Exercise:
Answer with a number only, stating how many lines of the records hold the word "Practice".

[Records from a data source]
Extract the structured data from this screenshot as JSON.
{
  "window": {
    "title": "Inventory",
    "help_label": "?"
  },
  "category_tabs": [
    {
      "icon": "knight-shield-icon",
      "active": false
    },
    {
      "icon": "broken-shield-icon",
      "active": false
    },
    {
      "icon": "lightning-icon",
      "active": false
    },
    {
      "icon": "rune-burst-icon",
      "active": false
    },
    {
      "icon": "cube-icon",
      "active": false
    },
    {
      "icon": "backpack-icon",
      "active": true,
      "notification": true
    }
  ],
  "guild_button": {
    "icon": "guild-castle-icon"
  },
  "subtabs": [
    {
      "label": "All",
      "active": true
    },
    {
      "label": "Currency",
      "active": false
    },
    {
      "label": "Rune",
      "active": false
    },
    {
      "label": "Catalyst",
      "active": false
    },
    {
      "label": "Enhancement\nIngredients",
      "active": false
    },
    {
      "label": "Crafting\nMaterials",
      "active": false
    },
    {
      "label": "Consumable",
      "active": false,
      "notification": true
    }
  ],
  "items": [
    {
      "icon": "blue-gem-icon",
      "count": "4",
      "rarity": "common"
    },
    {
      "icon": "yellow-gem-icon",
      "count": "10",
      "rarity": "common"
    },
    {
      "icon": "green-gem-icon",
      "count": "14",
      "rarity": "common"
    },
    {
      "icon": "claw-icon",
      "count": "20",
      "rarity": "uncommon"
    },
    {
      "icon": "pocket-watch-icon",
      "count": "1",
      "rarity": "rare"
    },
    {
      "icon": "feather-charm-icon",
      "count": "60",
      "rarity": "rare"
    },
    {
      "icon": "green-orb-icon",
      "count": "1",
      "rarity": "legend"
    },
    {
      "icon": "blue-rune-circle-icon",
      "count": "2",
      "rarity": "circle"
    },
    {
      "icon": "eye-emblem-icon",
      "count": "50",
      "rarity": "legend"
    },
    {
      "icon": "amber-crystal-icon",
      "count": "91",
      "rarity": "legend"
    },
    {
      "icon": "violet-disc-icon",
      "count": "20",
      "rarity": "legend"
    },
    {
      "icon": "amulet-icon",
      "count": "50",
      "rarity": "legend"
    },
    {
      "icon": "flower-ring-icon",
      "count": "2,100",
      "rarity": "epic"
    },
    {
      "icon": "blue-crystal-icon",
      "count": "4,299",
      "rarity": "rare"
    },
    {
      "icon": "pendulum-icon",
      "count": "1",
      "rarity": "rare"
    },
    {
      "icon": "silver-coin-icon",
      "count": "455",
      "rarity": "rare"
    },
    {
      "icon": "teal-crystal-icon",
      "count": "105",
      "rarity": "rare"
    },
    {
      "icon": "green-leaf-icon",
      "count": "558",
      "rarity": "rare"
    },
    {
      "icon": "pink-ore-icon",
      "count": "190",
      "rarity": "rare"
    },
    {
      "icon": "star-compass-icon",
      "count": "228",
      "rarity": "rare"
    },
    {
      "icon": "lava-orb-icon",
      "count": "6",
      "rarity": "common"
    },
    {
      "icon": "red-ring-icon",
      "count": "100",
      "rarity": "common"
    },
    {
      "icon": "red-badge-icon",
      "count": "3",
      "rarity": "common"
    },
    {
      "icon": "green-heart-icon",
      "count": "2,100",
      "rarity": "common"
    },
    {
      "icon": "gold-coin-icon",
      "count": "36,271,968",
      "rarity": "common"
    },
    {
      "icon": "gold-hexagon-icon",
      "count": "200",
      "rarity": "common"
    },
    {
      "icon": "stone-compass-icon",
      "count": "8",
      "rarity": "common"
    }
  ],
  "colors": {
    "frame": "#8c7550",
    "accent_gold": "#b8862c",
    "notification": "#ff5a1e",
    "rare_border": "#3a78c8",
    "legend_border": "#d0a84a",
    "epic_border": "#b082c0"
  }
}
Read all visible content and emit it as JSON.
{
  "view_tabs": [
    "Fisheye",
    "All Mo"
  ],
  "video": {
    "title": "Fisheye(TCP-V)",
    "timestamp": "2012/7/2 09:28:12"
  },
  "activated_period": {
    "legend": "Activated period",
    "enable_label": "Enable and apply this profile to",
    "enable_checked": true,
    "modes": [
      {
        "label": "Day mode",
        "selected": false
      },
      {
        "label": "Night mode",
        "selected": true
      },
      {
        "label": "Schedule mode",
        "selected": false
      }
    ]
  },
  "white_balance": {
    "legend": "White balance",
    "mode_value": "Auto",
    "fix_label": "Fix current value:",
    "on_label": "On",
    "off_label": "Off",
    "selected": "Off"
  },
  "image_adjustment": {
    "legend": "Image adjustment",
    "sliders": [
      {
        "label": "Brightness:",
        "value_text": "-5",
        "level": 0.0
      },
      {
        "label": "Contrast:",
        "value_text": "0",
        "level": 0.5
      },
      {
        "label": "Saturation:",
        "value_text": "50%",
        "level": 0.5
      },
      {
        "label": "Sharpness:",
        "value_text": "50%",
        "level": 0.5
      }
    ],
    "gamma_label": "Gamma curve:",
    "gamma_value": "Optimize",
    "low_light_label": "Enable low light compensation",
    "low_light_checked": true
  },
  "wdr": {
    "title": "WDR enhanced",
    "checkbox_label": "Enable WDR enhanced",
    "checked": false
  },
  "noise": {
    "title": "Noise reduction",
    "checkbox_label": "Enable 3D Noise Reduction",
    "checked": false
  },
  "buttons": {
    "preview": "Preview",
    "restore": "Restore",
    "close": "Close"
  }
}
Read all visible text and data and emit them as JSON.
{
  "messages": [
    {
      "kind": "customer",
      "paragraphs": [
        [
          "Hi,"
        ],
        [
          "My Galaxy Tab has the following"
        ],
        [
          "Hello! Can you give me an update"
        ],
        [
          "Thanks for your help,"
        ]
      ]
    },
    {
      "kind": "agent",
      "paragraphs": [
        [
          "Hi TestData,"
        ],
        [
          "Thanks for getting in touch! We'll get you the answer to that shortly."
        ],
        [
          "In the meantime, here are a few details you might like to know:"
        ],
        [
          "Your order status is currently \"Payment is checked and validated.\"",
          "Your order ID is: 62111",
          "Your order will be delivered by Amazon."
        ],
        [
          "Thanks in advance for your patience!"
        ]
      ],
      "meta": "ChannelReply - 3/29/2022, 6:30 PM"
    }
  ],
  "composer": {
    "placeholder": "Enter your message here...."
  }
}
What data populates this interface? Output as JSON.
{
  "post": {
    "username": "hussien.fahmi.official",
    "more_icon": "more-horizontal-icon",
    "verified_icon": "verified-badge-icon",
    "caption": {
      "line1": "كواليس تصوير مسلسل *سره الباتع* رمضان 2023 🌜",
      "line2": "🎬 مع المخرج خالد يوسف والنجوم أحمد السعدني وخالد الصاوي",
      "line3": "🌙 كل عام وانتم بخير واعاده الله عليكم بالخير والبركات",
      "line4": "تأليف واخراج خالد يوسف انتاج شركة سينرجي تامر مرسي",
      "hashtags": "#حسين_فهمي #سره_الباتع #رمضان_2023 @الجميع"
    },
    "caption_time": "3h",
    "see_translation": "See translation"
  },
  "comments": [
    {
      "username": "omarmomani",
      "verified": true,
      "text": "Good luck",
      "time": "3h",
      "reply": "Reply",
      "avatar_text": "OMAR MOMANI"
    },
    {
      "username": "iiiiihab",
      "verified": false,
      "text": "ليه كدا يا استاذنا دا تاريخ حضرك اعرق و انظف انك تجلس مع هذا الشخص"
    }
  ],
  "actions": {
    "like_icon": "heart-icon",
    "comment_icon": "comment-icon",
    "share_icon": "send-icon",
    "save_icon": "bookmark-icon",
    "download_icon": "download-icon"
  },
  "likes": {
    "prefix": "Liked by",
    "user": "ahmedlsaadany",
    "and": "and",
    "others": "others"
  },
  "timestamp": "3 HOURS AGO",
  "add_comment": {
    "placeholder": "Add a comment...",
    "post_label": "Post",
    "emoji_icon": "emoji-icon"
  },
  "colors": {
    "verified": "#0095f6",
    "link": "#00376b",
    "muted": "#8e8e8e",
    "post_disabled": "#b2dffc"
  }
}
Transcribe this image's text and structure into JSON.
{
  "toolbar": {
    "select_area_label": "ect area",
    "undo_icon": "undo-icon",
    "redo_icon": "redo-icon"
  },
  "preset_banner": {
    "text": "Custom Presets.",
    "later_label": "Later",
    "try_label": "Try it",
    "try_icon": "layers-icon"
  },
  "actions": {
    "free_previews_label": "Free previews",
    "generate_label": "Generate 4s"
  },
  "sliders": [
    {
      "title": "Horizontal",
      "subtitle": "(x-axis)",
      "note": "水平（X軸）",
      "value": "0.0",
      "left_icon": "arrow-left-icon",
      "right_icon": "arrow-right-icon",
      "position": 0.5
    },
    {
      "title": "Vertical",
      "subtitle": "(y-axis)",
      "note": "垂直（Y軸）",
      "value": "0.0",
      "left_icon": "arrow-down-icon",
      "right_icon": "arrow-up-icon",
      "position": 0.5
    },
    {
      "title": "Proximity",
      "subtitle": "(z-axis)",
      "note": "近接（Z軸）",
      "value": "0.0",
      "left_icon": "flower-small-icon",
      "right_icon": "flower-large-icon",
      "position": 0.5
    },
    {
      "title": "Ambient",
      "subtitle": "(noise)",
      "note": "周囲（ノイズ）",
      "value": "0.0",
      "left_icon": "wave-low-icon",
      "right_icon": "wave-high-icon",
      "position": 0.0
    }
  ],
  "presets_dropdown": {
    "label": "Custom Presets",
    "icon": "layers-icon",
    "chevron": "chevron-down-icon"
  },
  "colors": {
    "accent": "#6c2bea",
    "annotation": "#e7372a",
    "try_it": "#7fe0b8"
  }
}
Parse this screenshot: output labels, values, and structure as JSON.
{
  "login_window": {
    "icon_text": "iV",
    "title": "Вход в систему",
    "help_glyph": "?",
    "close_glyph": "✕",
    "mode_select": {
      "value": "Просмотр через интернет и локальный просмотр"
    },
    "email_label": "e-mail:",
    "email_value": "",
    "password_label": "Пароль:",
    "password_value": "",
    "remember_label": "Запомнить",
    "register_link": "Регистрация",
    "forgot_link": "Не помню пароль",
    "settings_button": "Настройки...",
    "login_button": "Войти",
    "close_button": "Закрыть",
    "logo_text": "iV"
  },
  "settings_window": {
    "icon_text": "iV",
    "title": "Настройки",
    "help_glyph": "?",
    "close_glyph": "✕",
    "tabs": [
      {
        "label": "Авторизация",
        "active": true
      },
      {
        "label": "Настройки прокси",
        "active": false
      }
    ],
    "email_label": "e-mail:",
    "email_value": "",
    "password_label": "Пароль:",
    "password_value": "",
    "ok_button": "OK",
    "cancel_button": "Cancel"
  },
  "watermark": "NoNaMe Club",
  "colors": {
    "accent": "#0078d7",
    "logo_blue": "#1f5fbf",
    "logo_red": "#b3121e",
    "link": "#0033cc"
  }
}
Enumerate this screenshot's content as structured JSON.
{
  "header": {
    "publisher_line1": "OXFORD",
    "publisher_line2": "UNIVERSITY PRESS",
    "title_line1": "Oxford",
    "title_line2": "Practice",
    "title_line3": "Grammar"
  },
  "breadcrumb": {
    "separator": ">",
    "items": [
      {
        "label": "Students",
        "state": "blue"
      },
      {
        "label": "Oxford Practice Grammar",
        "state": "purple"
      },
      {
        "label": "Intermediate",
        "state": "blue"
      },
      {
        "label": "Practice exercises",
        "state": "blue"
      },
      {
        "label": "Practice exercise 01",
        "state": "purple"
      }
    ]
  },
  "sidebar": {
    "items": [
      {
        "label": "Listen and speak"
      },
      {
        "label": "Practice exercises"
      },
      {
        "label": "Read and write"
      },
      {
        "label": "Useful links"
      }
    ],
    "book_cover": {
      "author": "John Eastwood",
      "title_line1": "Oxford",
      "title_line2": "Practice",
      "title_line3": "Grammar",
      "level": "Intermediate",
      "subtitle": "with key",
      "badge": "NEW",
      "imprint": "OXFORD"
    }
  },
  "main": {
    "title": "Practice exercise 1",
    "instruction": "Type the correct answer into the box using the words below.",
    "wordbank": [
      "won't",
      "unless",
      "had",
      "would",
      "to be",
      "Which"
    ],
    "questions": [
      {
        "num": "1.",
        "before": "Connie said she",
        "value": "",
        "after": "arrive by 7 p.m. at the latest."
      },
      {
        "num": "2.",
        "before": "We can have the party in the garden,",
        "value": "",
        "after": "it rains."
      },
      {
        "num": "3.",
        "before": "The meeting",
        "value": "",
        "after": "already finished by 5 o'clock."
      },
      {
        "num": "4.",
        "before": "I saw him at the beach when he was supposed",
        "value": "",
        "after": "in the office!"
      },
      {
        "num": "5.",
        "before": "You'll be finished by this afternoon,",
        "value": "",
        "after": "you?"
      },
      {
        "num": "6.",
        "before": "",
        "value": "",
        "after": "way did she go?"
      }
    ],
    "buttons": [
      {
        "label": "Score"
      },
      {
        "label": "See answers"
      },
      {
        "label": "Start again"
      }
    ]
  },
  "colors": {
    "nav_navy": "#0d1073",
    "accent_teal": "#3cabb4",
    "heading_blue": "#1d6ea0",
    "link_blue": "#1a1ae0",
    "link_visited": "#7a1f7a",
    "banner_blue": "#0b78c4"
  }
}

Problem solution:
7